Afia explained: “My neighbours come to me when they need water and I give it to them from this tap. I make a percentage on each sale as this is my full-time job from early in the morning until late at night. I look after the area to make sure it’s clean, safe and looked after. We have enough funds to repair the tap if this is needed.”
Meet Sandra – Head of the Community Management Committee at Kotei
Sandra is the Head of the Community Management Committee at Kotei, which oversees the operations and maintenance of the water system and all of its facilities within the community – and they’ve been successfully managing this ever since the project started in 2010.
Sandra explained: “Before we had this system people used to collect water from a polluted and dirty stream that often used to dry up. Now we have clean, quality water, jobs and revenue for food and health. I make sure all bills are paid to the service provider and there has never been an issue. We’re a community that can now look after ourselves without relying on funding from organisations.”

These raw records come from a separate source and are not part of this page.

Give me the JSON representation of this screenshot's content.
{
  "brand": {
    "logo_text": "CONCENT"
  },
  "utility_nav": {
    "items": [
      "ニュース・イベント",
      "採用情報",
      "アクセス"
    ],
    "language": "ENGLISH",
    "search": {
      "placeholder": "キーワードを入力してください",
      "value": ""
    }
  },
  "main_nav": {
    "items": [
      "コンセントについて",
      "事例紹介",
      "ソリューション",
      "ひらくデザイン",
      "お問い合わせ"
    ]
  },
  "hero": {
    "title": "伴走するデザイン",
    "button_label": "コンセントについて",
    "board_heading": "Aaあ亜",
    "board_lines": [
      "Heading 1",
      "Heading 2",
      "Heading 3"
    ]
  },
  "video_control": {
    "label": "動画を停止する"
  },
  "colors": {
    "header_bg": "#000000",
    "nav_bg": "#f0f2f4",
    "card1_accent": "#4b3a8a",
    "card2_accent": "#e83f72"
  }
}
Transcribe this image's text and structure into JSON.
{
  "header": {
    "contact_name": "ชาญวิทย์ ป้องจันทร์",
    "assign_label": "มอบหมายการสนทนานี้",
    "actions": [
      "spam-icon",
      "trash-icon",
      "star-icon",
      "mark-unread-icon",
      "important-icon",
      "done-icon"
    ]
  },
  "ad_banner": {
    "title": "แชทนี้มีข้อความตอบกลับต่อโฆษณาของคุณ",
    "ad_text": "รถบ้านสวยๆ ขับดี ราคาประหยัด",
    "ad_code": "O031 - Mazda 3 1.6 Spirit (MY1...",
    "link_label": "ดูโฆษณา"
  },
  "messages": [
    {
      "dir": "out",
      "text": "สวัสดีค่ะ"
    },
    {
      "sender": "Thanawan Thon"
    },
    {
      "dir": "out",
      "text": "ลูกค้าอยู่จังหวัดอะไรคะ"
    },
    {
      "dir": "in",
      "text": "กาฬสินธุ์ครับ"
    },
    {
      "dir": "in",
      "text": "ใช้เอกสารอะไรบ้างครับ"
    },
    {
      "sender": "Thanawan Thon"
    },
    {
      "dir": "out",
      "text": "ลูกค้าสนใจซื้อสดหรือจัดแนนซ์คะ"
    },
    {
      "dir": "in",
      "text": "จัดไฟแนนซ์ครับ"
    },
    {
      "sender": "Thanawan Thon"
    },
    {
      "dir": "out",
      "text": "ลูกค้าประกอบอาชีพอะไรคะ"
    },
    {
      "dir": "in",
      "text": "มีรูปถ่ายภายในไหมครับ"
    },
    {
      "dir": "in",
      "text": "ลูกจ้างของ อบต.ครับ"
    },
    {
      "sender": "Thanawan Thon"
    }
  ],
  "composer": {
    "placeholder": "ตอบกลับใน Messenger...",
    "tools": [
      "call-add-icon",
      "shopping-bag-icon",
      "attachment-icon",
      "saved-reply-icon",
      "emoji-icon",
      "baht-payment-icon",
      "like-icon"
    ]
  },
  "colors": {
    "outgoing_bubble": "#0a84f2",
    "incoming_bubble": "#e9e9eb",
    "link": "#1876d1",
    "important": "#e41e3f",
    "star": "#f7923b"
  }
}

Spending the last two days immersing myself in our systems-led programme in Ghana has truly shown me how sustainable our water projects are. From the construction workers, to the schools, water sellers, Community Management Committees and beneficiaries – all are ensuring that they maintain a system that will continue to provide clean water, sanitation and health to their whole community forevermore. We have quite a vision here at One – working towards a world where everyone has access to clean water forever – and from what I’ve seen this week, this project will undoubtedly help us to take an important leap towards achieving this monumental goal.